No matter what you do, or how you do it, you need to have a few rules to guide you. As a big fan of free-form, spontaneous, “what would happen if we did/used/added this…” school of jewelry making, you’d think I wouldn’t follow any rules.
But you’d be wrong.
I don’t have a lot of rules…but I stick to them (99.9% of the time.) And I don’t necessarily think that my rules are right for anyone else. They’re just rules that seem to work for me.
So here they are – in no particular order.
• Leave your workspace clean/straightened up.
Now I know that I am not alone among most craftspeople who don’t work just on one project at a time, but several. Which means different piles of “stuff.” What I try to do at the end of day (or night) is put all those little piles in a container, hopefully with a lid, or at the very least, stacked neatly atop another container.
• Put your tools away. This is really Part B of above. There can be nothing worse than going to reach for a certain tool and not being able to find it. Or having your basset puppy begin gnawing on it. I keep hammers/files and tools I don’t use all the time in a 3-drawer cart under my work table. I can reach out and grab what I want practically without looking, because I know where my tools “live.” The pliers and cutters that I use all the time sit on top of my desktop in a partitioned carry box. Saws, Dremel, vises, clamps, etc are on shelves next to the work top.
• Label and File Away Wire and Gemstones. This one took me a while to do. I order/buy a lot of supplies. And while I think I can guesstimate how much items cost, I often guess much lower than actual cost. Now, especially with gemstones, I put them in a tiny baggie, and mark WHAT it is (yeah, I forget that too) and HOW MUCH it cost. This is invaluable when trying to price out finished jewelry pieces. I store my gemstones in a multi-drawer plastic storage unit I picked up at Lowe’s for about $20 or so.
Non-precious metallic wires are stored in another Lowe’s container that I attached to the wall above my worktop.
Precious metals (including solid copper) are stored in an accordian-file folder, labelled by type and size. This also serves to keep the sterling wire out of the light and air.

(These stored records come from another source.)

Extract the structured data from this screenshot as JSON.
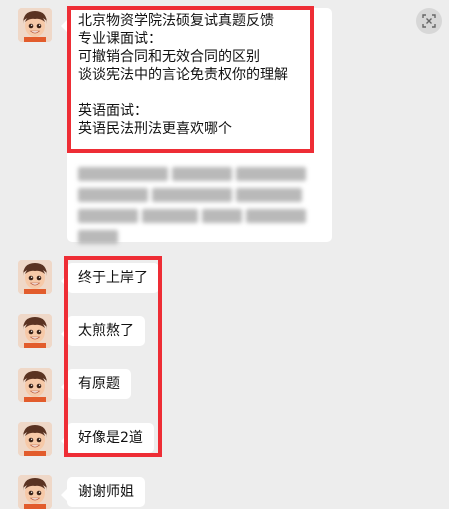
{
  "messages": [
    {
      "id": "m1",
      "lines": [
        "北京物资学院法硕复试真题反馈",
        "专业课面试：",
        "可撤销合同和无效合同的区别",
        "谈谈宪法中的言论免责权你的理解",
        "",
        "英语面试：",
        "英语民法刑法更喜欢哪个"
      ],
      "has_blurred_content": true
    },
    {
      "id": "m2",
      "text": "终于上岸了"
    },
    {
      "id": "m3",
      "text": "太煎熬了"
    },
    {
      "id": "m4",
      "text": "有原题"
    },
    {
      "id": "m5",
      "text": "好像是2道"
    },
    {
      "id": "m6",
      "text": "谢谢师姐"
    }
  ],
  "icons": {
    "avatar": "cartoon-avatar-icon",
    "top_right": "close-screen-icon"
  },
  "colors": {
    "background": "#ededed",
    "bubble": "#ffffff",
    "highlight": "#ee2d35"
  }
}
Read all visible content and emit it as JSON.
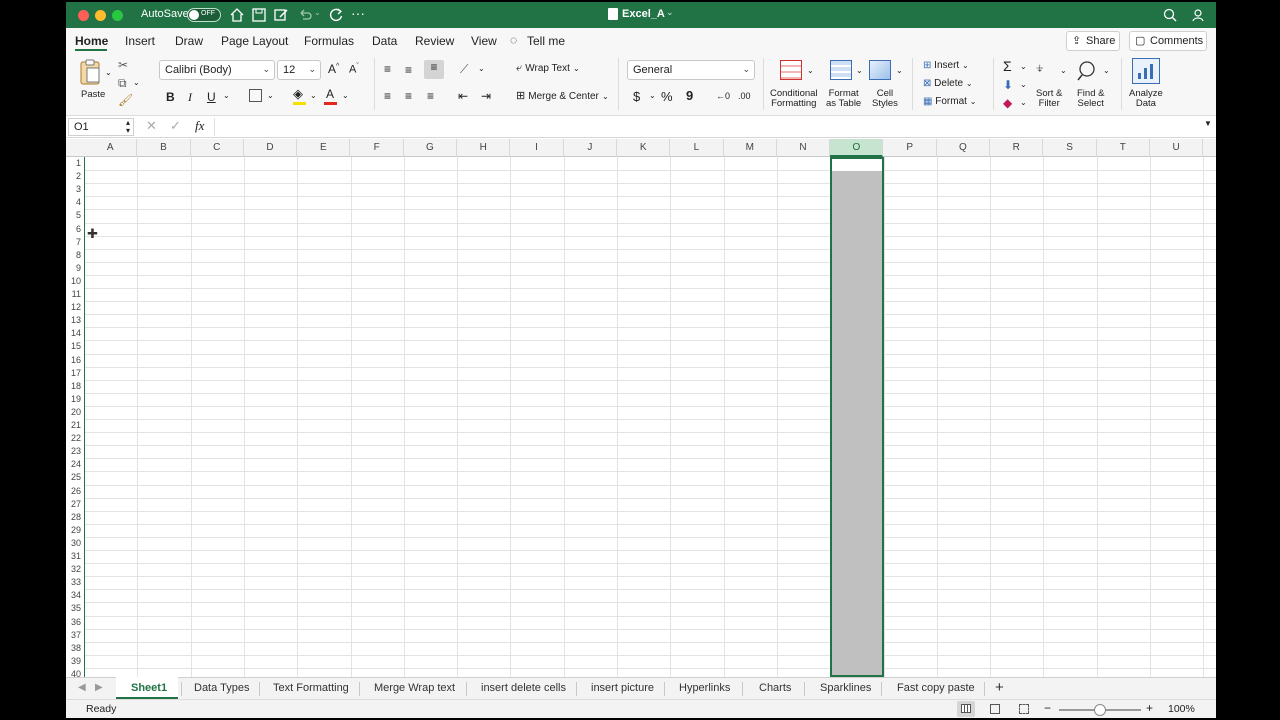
{
  "window": {
    "title": "Excel_A",
    "autosave_label": "AutoSave",
    "autosave_state": "OFF",
    "colors": {
      "brand": "#217346",
      "selection": "#c0c0c0"
    }
  },
  "menu_tabs": [
    "Home",
    "Insert",
    "Draw",
    "Page Layout",
    "Formulas",
    "Data",
    "Review",
    "View",
    "Tell me"
  ],
  "actions": {
    "share": "Share",
    "comments": "Comments"
  },
  "ribbon": {
    "paste": "Paste",
    "font_name": "Calibri (Body)",
    "font_size": "12",
    "bold": "B",
    "italic": "I",
    "underline": "U",
    "wrap_text": "Wrap Text",
    "merge_center": "Merge & Center",
    "number_format": "General",
    "currency": "$",
    "percent": "%",
    "comma": "9",
    "inc_decimal": "←0",
    "dec_decimal": ".00",
    "conditional_formatting": [
      "Conditional",
      "Formatting"
    ],
    "format_as_table": [
      "Format",
      "as Table"
    ],
    "cell_styles": [
      "Cell",
      "Styles"
    ],
    "insert": "Insert",
    "delete": "Delete",
    "format": "Format",
    "sort_filter": [
      "Sort &",
      "Filter"
    ],
    "find_select": [
      "Find &",
      "Select"
    ],
    "analyze_data": [
      "Analyze",
      "Data"
    ]
  },
  "formula_bar": {
    "name_box": "O1",
    "fx": "fx",
    "formula": ""
  },
  "columns": [
    "A",
    "B",
    "C",
    "D",
    "E",
    "F",
    "G",
    "H",
    "I",
    "J",
    "K",
    "L",
    "M",
    "N",
    "O",
    "P",
    "Q",
    "R",
    "S",
    "T",
    "U"
  ],
  "selected_column": "O",
  "rows": [
    "1",
    "2",
    "3",
    "4",
    "5",
    "6",
    "7",
    "8",
    "9",
    "10",
    "11",
    "12",
    "13",
    "14",
    "15",
    "16",
    "17",
    "18",
    "19",
    "20",
    "21",
    "22",
    "23",
    "24",
    "25",
    "26",
    "27",
    "28",
    "29",
    "30",
    "31",
    "32",
    "33",
    "34",
    "35",
    "36",
    "37",
    "38",
    "39",
    "40"
  ],
  "sheet_tabs": [
    "Sheet1",
    "Data Types",
    "Text Formatting",
    "Merge Wrap text",
    "insert delete cells",
    "insert picture",
    "Hyperlinks",
    "Charts",
    "Sparklines",
    "Fast copy paste"
  ],
  "active_sheet": "Sheet1",
  "status": {
    "ready": "Ready",
    "zoom": "100%",
    "zoom_level": 0.5
  }
}
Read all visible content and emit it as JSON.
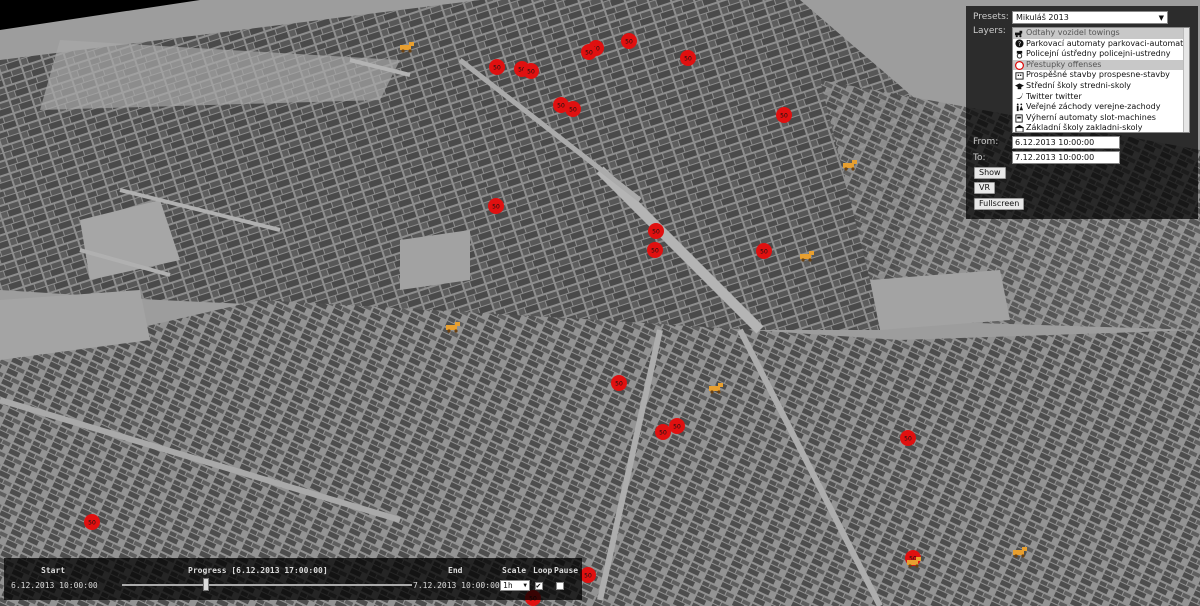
{
  "panel": {
    "presets_label": "Presets:",
    "preset_value": "Mikuláš 2013",
    "layers_label": "Layers:",
    "layers": [
      {
        "label": "Odtahy vozidel towings",
        "icon": "tow-truck-icon",
        "selected": true
      },
      {
        "label": "Parkovací automaty parkovaci-automaty",
        "icon": "parking-icon",
        "selected": false
      },
      {
        "label": "Policejní ústředny policejni-ustredny",
        "icon": "police-icon",
        "selected": false
      },
      {
        "label": "Přestupky offenses",
        "icon": "speed-sign-icon",
        "selected": true
      },
      {
        "label": "Prospěšné stavby prospesne-stavby",
        "icon": "building-icon",
        "selected": false
      },
      {
        "label": "Střední školy stredni-skoly",
        "icon": "graduation-cap-icon",
        "selected": false
      },
      {
        "label": "Twitter twitter",
        "icon": "twitter-icon",
        "selected": false
      },
      {
        "label": "Veřejné záchody verejne-zachody",
        "icon": "toilet-icon",
        "selected": false
      },
      {
        "label": "Výherní automaty slot-machines",
        "icon": "slot-machine-icon",
        "selected": false
      },
      {
        "label": "Základní školy zakladni-skoly",
        "icon": "school-icon",
        "selected": false
      }
    ],
    "from_label": "From:",
    "from_value": "6.12.2013 10:00:00",
    "to_label": "To:",
    "to_value": "7.12.2013 10:00:00",
    "show_label": "Show",
    "vr_label": "VR",
    "fullscreen_label": "Fullscreen"
  },
  "timeline": {
    "start_label": "Start",
    "start_value": "6.12.2013 10:00:00",
    "progress_label": "Progress [6.12.2013 17:00:00]",
    "progress_fraction": 0.29,
    "end_label": "End",
    "end_value": "7.12.2013 10:00:00",
    "scale_label": "Scale",
    "scale_value": "1h",
    "loop_label": "Loop",
    "loop_checked": true,
    "pause_label": "Pause",
    "pause_checked": false
  },
  "map": {
    "speed_sign_text": "50",
    "colors": {
      "ground": "#9a9a9a",
      "building": "#5a5a5a",
      "offense_marker": "#e01010",
      "tow_marker": "#e8a030"
    }
  }
}
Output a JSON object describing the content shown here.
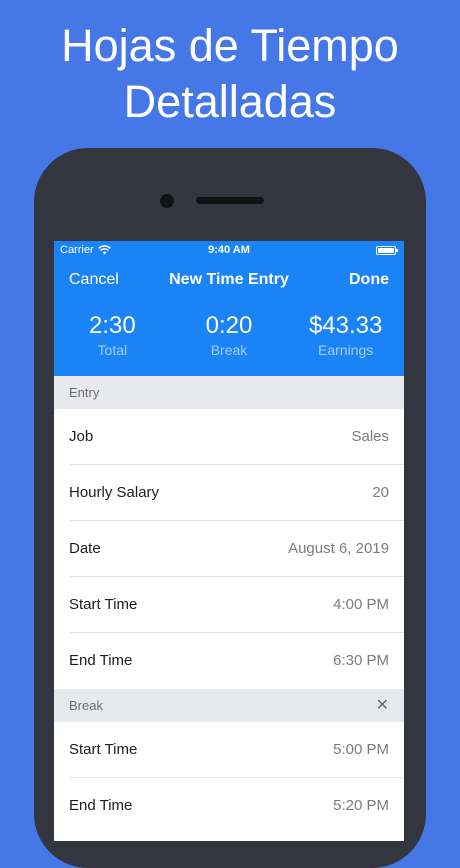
{
  "headline": {
    "line1": "Hojas de Tiempo",
    "line2": "Detalladas"
  },
  "status_bar": {
    "carrier": "Carrier",
    "time": "9:40 AM"
  },
  "nav": {
    "cancel": "Cancel",
    "title": "New Time Entry",
    "done": "Done"
  },
  "stats": [
    {
      "value": "2:30",
      "label": "Total"
    },
    {
      "value": "0:20",
      "label": "Break"
    },
    {
      "value": "$43.33",
      "label": "Earnings"
    }
  ],
  "entry_section": {
    "header": "Entry",
    "rows": [
      {
        "label": "Job",
        "value": "Sales"
      },
      {
        "label": "Hourly Salary",
        "value": "20"
      },
      {
        "label": "Date",
        "value": "August 6, 2019"
      },
      {
        "label": "Start Time",
        "value": "4:00 PM"
      },
      {
        "label": "End Time",
        "value": "6:30 PM"
      }
    ]
  },
  "break_section": {
    "header": "Break",
    "close_icon": "close-icon",
    "rows": [
      {
        "label": "Start Time",
        "value": "5:00 PM"
      },
      {
        "label": "End Time",
        "value": "5:20 PM"
      }
    ]
  },
  "colors": {
    "background": "#4578e6",
    "nav_blue": "#1a83f6",
    "phone_body": "#33363f"
  }
}
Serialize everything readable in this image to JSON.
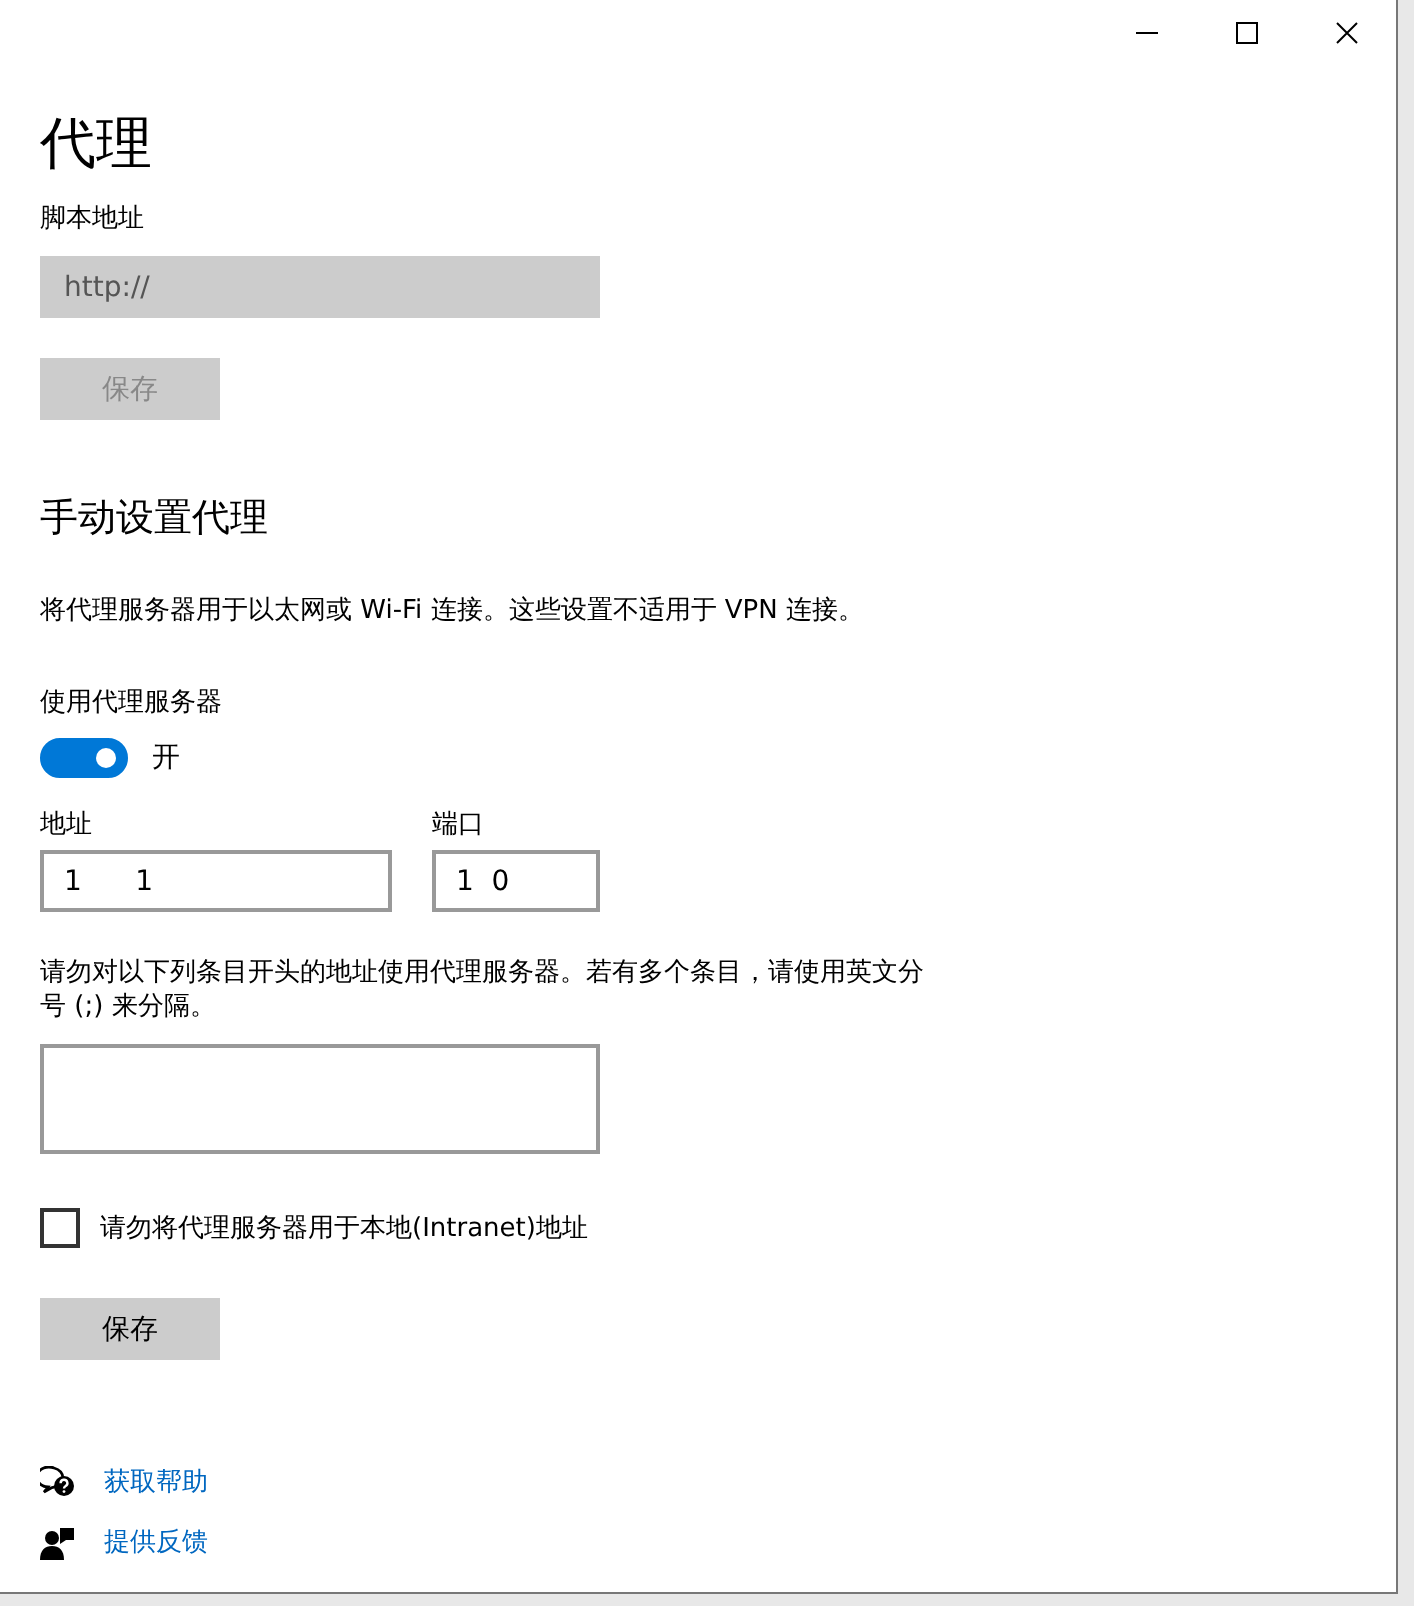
{
  "window": {
    "controls": [
      {
        "kind": "minimize"
      },
      {
        "kind": "maximize"
      },
      {
        "kind": "close"
      }
    ]
  },
  "title": "代理",
  "script_section": {
    "label": "脚本地址",
    "field": {
      "value": "http://"
    },
    "save_button": {
      "label": "保存",
      "disabled": true
    }
  },
  "manual_section": {
    "heading": "手动设置代理",
    "description": "将代理服务器用于以太网或 Wi-Fi 连接。这些设置不适用于 VPN 连接。",
    "use_proxy": {
      "label": "使用代理服务器",
      "on": true,
      "state_text": "开"
    },
    "address": {
      "label": "地址",
      "value": "1      1"
    },
    "port": {
      "label": "端口",
      "value": "1  0"
    },
    "exceptions_label": "请勿对以下列条目开头的地址使用代理服务器。若有多个条目，请使用英文分号 (;) 来分隔。",
    "local_bypass": {
      "label": "请勿将代理服务器用于本地(Intranet)地址",
      "checked": false
    },
    "save_button": {
      "label": "保存",
      "disabled": false
    }
  },
  "links": [
    {
      "kind": "help",
      "label": "获取帮助"
    },
    {
      "kind": "feedback",
      "label": "提供反馈"
    }
  ]
}
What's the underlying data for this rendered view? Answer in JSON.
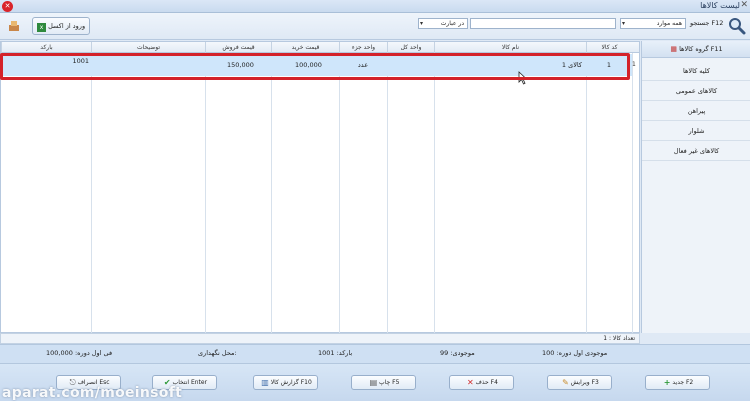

• Only Make Things You Like And If You Really Don’t Like It – Start Over.
This probably my most important rule. I don’t expect everyone to have the same taste as me. But if my gut tells me it’s not right – for whatever reason – chances are other people are going to think it’s not right too. I often make things that I would want to wear – and I do – before they go on sale, or if they aren’t selling. But even if I make something that I may consider too “girly girly” for my tastes…or not “my colors”…as long as it is well made, unique, and interesting… it’s okay to put up for sale.
• Price It Fairly – For You AND Your Customer
My husband always tells me “you’re not charging enough.” But in my world, I’m right on target. I’m not looking to win the million dollar derby with one sale. But I’m also not a big fan of losing money on materials and time. (Yes – the time it takes to create a piece of jewelry comes with a price tag.) So I usually roughly add up my material cost, double or triple it, and add in a bit for my time.The true test is – does it sell at that price point? Am I making a lot of the same type of item – and is it selling quickly? If so, then it’s time to raise the price a bit.
Well, that’s about it for me. I’d love to hear what some of YOUR rules are!